Problem →
Could you copy the records below exactly, leaving out any pictures?

Records →
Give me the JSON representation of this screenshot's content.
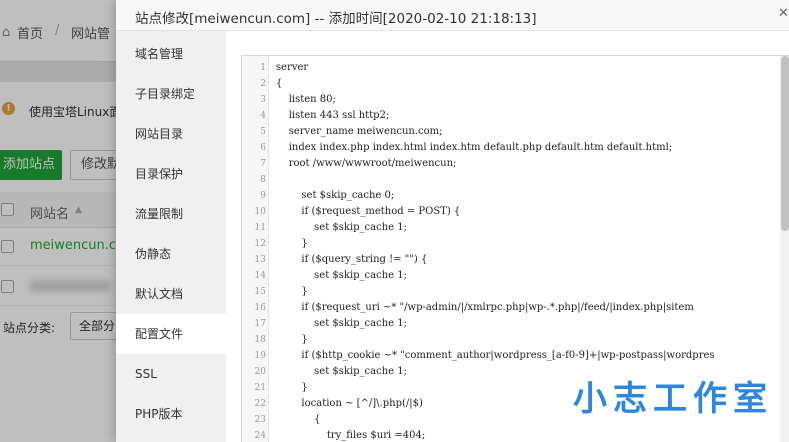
{
  "background": {
    "breadcrumb": {
      "home": "首页",
      "separator": "/",
      "current": "网站管"
    },
    "warning": {
      "icon": "warning-icon",
      "text": "使用宝塔Linux面"
    },
    "toolbar": {
      "add_site": "添加站点",
      "modify": "修改默"
    },
    "table": {
      "header_sitename": "网站名",
      "rows": [
        {
          "site": "meiwencun.com"
        }
      ]
    },
    "category": {
      "label": "站点分类:",
      "selected": "全部分"
    }
  },
  "modal": {
    "title": "站点修改[meiwencun.com] -- 添加时间[2020-02-10 21:18:13]",
    "close_icon": "close-icon",
    "nav": [
      {
        "label": "域名管理",
        "active": false
      },
      {
        "label": "子目录绑定",
        "active": false
      },
      {
        "label": "网站目录",
        "active": false
      },
      {
        "label": "目录保护",
        "active": false
      },
      {
        "label": "流量限制",
        "active": false
      },
      {
        "label": "伪静态",
        "active": false
      },
      {
        "label": "默认文档",
        "active": false
      },
      {
        "label": "配置文件",
        "active": true
      },
      {
        "label": "SSL",
        "active": false
      },
      {
        "label": "PHP版本",
        "active": false
      }
    ],
    "editor": {
      "lines": [
        {
          "n": "1",
          "text": "server"
        },
        {
          "n": "2",
          "text": "{"
        },
        {
          "n": "3",
          "text": "    listen 80;"
        },
        {
          "n": "4",
          "text": "    listen 443 ssl http2;"
        },
        {
          "n": "5",
          "text": "    server_name meiwencun.com;"
        },
        {
          "n": "6",
          "text": "    index index.php index.html index.htm default.php default.htm default.html;"
        },
        {
          "n": "7",
          "text": "    root /www/wwwroot/meiwencun;"
        },
        {
          "n": "8",
          "text": ""
        },
        {
          "n": "9",
          "text": "        set $skip_cache 0;"
        },
        {
          "n": "10",
          "text": "        if ($request_method = POST) {"
        },
        {
          "n": "11",
          "text": "            set $skip_cache 1;"
        },
        {
          "n": "12",
          "text": "        }"
        },
        {
          "n": "13",
          "text": "        if ($query_string != \"\") {"
        },
        {
          "n": "14",
          "text": "            set $skip_cache 1;"
        },
        {
          "n": "15",
          "text": "        }"
        },
        {
          "n": "16",
          "text": "        if ($request_uri ~* \"/wp-admin/|/xmlrpc.php|wp-.*.php|/feed/|index.php|sitem"
        },
        {
          "n": "17",
          "text": "            set $skip_cache 1;"
        },
        {
          "n": "18",
          "text": "        }"
        },
        {
          "n": "19",
          "text": "        if ($http_cookie ~* \"comment_author|wordpress_[a-f0-9]+|wp-postpass|wordpres"
        },
        {
          "n": "20",
          "text": "            set $skip_cache 1;"
        },
        {
          "n": "21",
          "text": "        }"
        },
        {
          "n": "22",
          "text": "        location ~ [^/]\\.php(/|$)"
        },
        {
          "n": "23",
          "text": "            {"
        },
        {
          "n": "24",
          "text": "                try_files $uri =404;"
        }
      ]
    }
  },
  "watermark": "小志工作室"
}
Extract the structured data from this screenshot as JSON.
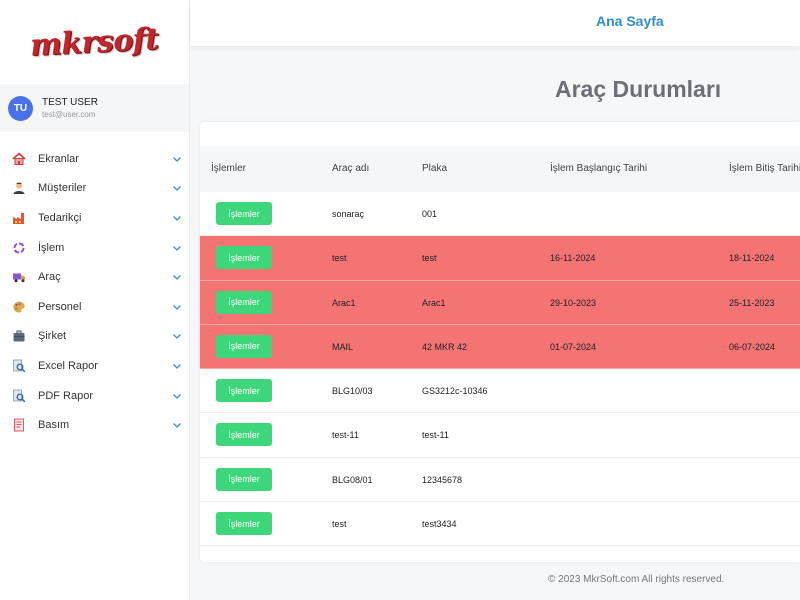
{
  "brand": {
    "logo": "mkrsoft",
    "accent": "#c0272d"
  },
  "user": {
    "initials": "TU",
    "name": "TEST USER",
    "email": "test@user.com"
  },
  "topbar": {
    "home": "Ana Sayfa"
  },
  "sidebar": {
    "items": [
      {
        "label": "Ekranlar",
        "icon": "house-icon"
      },
      {
        "label": "Müşteriler",
        "icon": "person-icon"
      },
      {
        "label": "Tedarikçi",
        "icon": "factory-icon"
      },
      {
        "label": "İşlem",
        "icon": "cycle-icon"
      },
      {
        "label": "Araç",
        "icon": "truck-icon"
      },
      {
        "label": "Personel",
        "icon": "palette-icon"
      },
      {
        "label": "Şirket",
        "icon": "briefcase-icon"
      },
      {
        "label": "Excel Rapor",
        "icon": "magnifier-doc-icon"
      },
      {
        "label": "PDF Rapor",
        "icon": "magnifier-doc-icon"
      },
      {
        "label": "Basım",
        "icon": "printer-doc-icon"
      }
    ]
  },
  "page": {
    "title": "Araç Durumları"
  },
  "table": {
    "headers": [
      "İşlemler",
      "Araç adı",
      "Plaka",
      "İşlem Başlangıç Tarihi",
      "İşlem Bitiş Tarihi"
    ],
    "button_label": "İşlemler",
    "rows": [
      {
        "name": "sonaraç",
        "plate": "001",
        "start": "",
        "end": "",
        "highlight": false
      },
      {
        "name": "test",
        "plate": "test",
        "start": "16-11-2024",
        "end": "18-11-2024",
        "highlight": true
      },
      {
        "name": "Arac1",
        "plate": "Arac1",
        "start": "29-10-2023",
        "end": "25-11-2023",
        "highlight": true
      },
      {
        "name": "MAIL",
        "plate": "42 MKR 42",
        "start": "01-07-2024",
        "end": "06-07-2024",
        "highlight": true
      },
      {
        "name": "BLG10/03",
        "plate": "GS3212c-10346",
        "start": "",
        "end": "",
        "highlight": false
      },
      {
        "name": "test-11",
        "plate": "test-11",
        "start": "",
        "end": "",
        "highlight": false
      },
      {
        "name": "BLG08/01",
        "plate": "12345678",
        "start": "",
        "end": "",
        "highlight": false
      },
      {
        "name": "test",
        "plate": "test3434",
        "start": "",
        "end": "",
        "highlight": false
      }
    ]
  },
  "footer": {
    "text": "© 2023 MkrSoft.com All rights reserved."
  },
  "colors": {
    "highlight_row": "#f47373",
    "button": "#3dd67a",
    "link": "#2e8fd0"
  }
}
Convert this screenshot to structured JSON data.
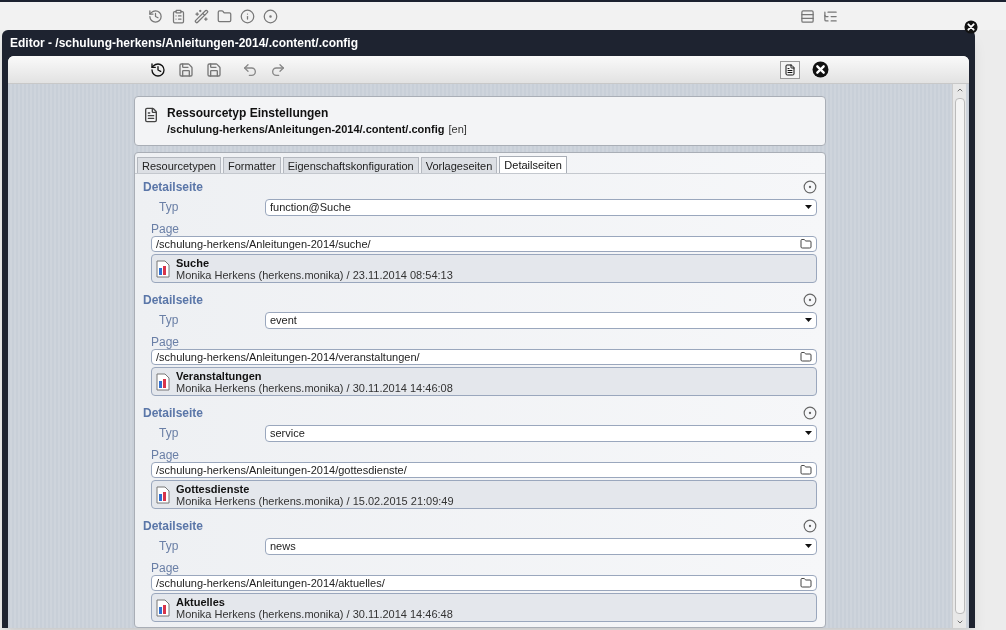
{
  "window": {
    "title": "Editor - /schulung-herkens/Anleitungen-2014/.content/.config"
  },
  "header": {
    "title": "Ressourcetyp Einstellungen",
    "path": "/schulung-herkens/Anleitungen-2014/.content/.config",
    "locale": "[en]"
  },
  "tabs": [
    {
      "label": "Resourcetypen",
      "selected": false
    },
    {
      "label": "Formatter",
      "selected": false
    },
    {
      "label": "Eigenschaftskonfiguration",
      "selected": false
    },
    {
      "label": "Vorlageseiten",
      "selected": false
    },
    {
      "label": "Detailseiten",
      "selected": true
    }
  ],
  "sections": [
    {
      "heading": "Detailseite",
      "type_label": "Typ",
      "type_value": "function@Suche",
      "page_label": "Page",
      "page_value": "/schulung-herkens/Anleitungen-2014/suche/",
      "resource": {
        "title": "Suche",
        "meta": "Monika Herkens (herkens.monika) / 23.11.2014 08:54:13"
      }
    },
    {
      "heading": "Detailseite",
      "type_label": "Typ",
      "type_value": "event",
      "page_label": "Page",
      "page_value": "/schulung-herkens/Anleitungen-2014/veranstaltungen/",
      "resource": {
        "title": "Veranstaltungen",
        "meta": "Monika Herkens (herkens.monika) / 30.11.2014 14:46:08"
      }
    },
    {
      "heading": "Detailseite",
      "type_label": "Typ",
      "type_value": "service",
      "page_label": "Page",
      "page_value": "/schulung-herkens/Anleitungen-2014/gottesdienste/",
      "resource": {
        "title": "Gottesdienste",
        "meta": "Monika Herkens (herkens.monika) / 15.02.2015 21:09:49"
      }
    },
    {
      "heading": "Detailseite",
      "type_label": "Typ",
      "type_value": "news",
      "page_label": "Page",
      "page_value": "/schulung-herkens/Anleitungen-2014/aktuelles/",
      "resource": {
        "title": "Aktuelles",
        "meta": "Monika Herkens (herkens.monika) / 30.11.2014 14:46:48"
      }
    }
  ]
}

Final answer →
Give me the JSON representation of this screenshot's content.
{
  "background": {
    "breadcrumb": {
      "home": "首页",
      "separator": "/",
      "current": "网站管"
    },
    "warning": {
      "icon": "warning-icon",
      "text": "使用宝塔Linux面"
    },
    "toolbar": {
      "add_site": "添加站点",
      "modify": "修改默"
    },
    "table": {
      "header_sitename": "网站名",
      "rows": [
        {
          "site": "meiwencun.com"
        }
      ]
    },
    "category": {
      "label": "站点分类:",
      "selected": "全部分"
    }
  },
  "modal": {
    "title": "站点修改[meiwencun.com] -- 添加时间[2020-02-10 21:18:13]",
    "close_icon": "close-icon",
    "nav": [
      {
        "label": "域名管理",
        "active": false
      },
      {
        "label": "子目录绑定",
        "active": false
      },
      {
        "label": "网站目录",
        "active": false
      },
      {
        "label": "目录保护",
        "active": false
      },
      {
        "label": "流量限制",
        "active": false
      },
      {
        "label": "伪静态",
        "active": false
      },
      {
        "label": "默认文档",
        "active": false
      },
      {
        "label": "配置文件",
        "active": true
      },
      {
        "label": "SSL",
        "active": false
      },
      {
        "label": "PHP版本",
        "active": false
      }
    ],
    "editor": {
      "lines": [
        {
          "n": "1",
          "text": "server"
        },
        {
          "n": "2",
          "text": "{"
        },
        {
          "n": "3",
          "text": "    listen 80;"
        },
        {
          "n": "4",
          "text": "    listen 443 ssl http2;"
        },
        {
          "n": "5",
          "text": "    server_name meiwencun.com;"
        },
        {
          "n": "6",
          "text": "    index index.php index.html index.htm default.php default.htm default.html;"
        },
        {
          "n": "7",
          "text": "    root /www/wwwroot/meiwencun;"
        },
        {
          "n": "8",
          "text": ""
        },
        {
          "n": "9",
          "text": "        set $skip_cache 0;"
        },
        {
          "n": "10",
          "text": "        if ($request_method = POST) {"
        },
        {
          "n": "11",
          "text": "            set $skip_cache 1;"
        },
        {
          "n": "12",
          "text": "        }"
        },
        {
          "n": "13",
          "text": "        if ($query_string != \"\") {"
        },
        {
          "n": "14",
          "text": "            set $skip_cache 1;"
        },
        {
          "n": "15",
          "text": "        }"
        },
        {
          "n": "16",
          "text": "        if ($request_uri ~* \"/wp-admin/|/xmlrpc.php|wp-.*.php|/feed/|index.php|sitem"
        },
        {
          "n": "17",
          "text": "            set $skip_cache 1;"
        },
        {
          "n": "18",
          "text": "        }"
        },
        {
          "n": "19",
          "text": "        if ($http_cookie ~* \"comment_author|wordpress_[a-f0-9]+|wp-postpass|wordpres"
        },
        {
          "n": "20",
          "text": "            set $skip_cache 1;"
        },
        {
          "n": "21",
          "text": "        }"
        },
        {
          "n": "22",
          "text": "        location ~ [^/]\\.php(/|$)"
        },
        {
          "n": "23",
          "text": "            {"
        },
        {
          "n": "24",
          "text": "                try_files $uri =404;"
        }
      ]
    }
  },
  "watermark": "小志工作室"
}
Extract the structured data from this screenshot as JSON.
{
  "brand": {
    "logo": "mkrsoft",
    "accent": "#c0272d"
  },
  "user": {
    "initials": "TU",
    "name": "TEST USER",
    "email": "test@user.com"
  },
  "topbar": {
    "home": "Ana Sayfa"
  },
  "sidebar": {
    "items": [
      {
        "label": "Ekranlar",
        "icon": "house-icon"
      },
      {
        "label": "Müşteriler",
        "icon": "person-icon"
      },
      {
        "label": "Tedarikçi",
        "icon": "factory-icon"
      },
      {
        "label": "İşlem",
        "icon": "cycle-icon"
      },
      {
        "label": "Araç",
        "icon": "truck-icon"
      },
      {
        "label": "Personel",
        "icon": "palette-icon"
      },
      {
        "label": "Şirket",
        "icon": "briefcase-icon"
      },
      {
        "label": "Excel Rapor",
        "icon": "magnifier-doc-icon"
      },
      {
        "label": "PDF Rapor",
        "icon": "magnifier-doc-icon"
      },
      {
        "label": "Basım",
        "icon": "printer-doc-icon"
      }
    ]
  },
  "page": {
    "title": "Araç Durumları"
  },
  "table": {
    "headers": [
      "İşlemler",
      "Araç adı",
      "Plaka",
      "İşlem Başlangıç Tarihi",
      "İşlem Bitiş Tarihi"
    ],
    "button_label": "İşlemler",
    "rows": [
      {
        "name": "sonaraç",
        "plate": "001",
        "start": "",
        "end": "",
        "highlight": false
      },
      {
        "name": "test",
        "plate": "test",
        "start": "16-11-2024",
        "end": "18-11-2024",
        "highlight": true
      },
      {
        "name": "Arac1",
        "plate": "Arac1",
        "start": "29-10-2023",
        "end": "25-11-2023",
        "highlight": true
      },
      {
        "name": "MAIL",
        "plate": "42 MKR 42",
        "start": "01-07-2024",
        "end": "06-07-2024",
        "highlight": true
      },
      {
        "name": "BLG10/03",
        "plate": "GS3212c-10346",
        "start": "",
        "end": "",
        "highlight": false
      },
      {
        "name": "test-11",
        "plate": "test-11",
        "start": "",
        "end": "",
        "highlight": false
      },
      {
        "name": "BLG08/01",
        "plate": "12345678",
        "start": "",
        "end": "",
        "highlight": false
      },
      {
        "name": "test",
        "plate": "test3434",
        "start": "",
        "end": "",
        "highlight": false
      }
    ]
  },
  "footer": {
    "text": "© 2023 MkrSoft.com All rights reserved."
  },
  "colors": {
    "highlight_row": "#f47373",
    "button": "#3dd67a",
    "link": "#2e8fd0"
  }
}
Convert this screenshot to structured JSON data.
{
  "window": {
    "title": "Editor - /schulung-herkens/Anleitungen-2014/.content/.config"
  },
  "header": {
    "title": "Ressourcetyp Einstellungen",
    "path": "/schulung-herkens/Anleitungen-2014/.content/.config",
    "locale": "[en]"
  },
  "tabs": [
    {
      "label": "Resourcetypen",
      "selected": false
    },
    {
      "label": "Formatter",
      "selected": false
    },
    {
      "label": "Eigenschaftskonfiguration",
      "selected": false
    },
    {
      "label": "Vorlageseiten",
      "selected": false
    },
    {
      "label": "Detailseiten",
      "selected": true
    }
  ],
  "sections": [
    {
      "heading": "Detailseite",
      "type_label": "Typ",
      "type_value": "function@Suche",
      "page_label": "Page",
      "page_value": "/schulung-herkens/Anleitungen-2014/suche/",
      "resource": {
        "title": "Suche",
        "meta": "Monika Herkens (herkens.monika) / 23.11.2014 08:54:13"
      }
    },
    {
      "heading": "Detailseite",
      "type_label": "Typ",
      "type_value": "event",
      "page_label": "Page",
      "page_value": "/schulung-herkens/Anleitungen-2014/veranstaltungen/",
      "resource": {
        "title": "Veranstaltungen",
        "meta": "Monika Herkens (herkens.monika) / 30.11.2014 14:46:08"
      }
    },
    {
      "heading": "Detailseite",
      "type_label": "Typ",
      "type_value": "service",
      "page_label": "Page",
      "page_value": "/schulung-herkens/Anleitungen-2014/gottesdienste/",
      "resource": {
        "title": "Gottesdienste",
        "meta": "Monika Herkens (herkens.monika) / 15.02.2015 21:09:49"
      }
    },
    {
      "heading": "Detailseite",
      "type_label": "Typ",
      "type_value": "news",
      "page_label": "Page",
      "page_value": "/schulung-herkens/Anleitungen-2014/aktuelles/",
      "resource": {
        "title": "Aktuelles",
        "meta": "Monika Herkens (herkens.monika) / 30.11.2014 14:46:48"
      }
    }
  ]
}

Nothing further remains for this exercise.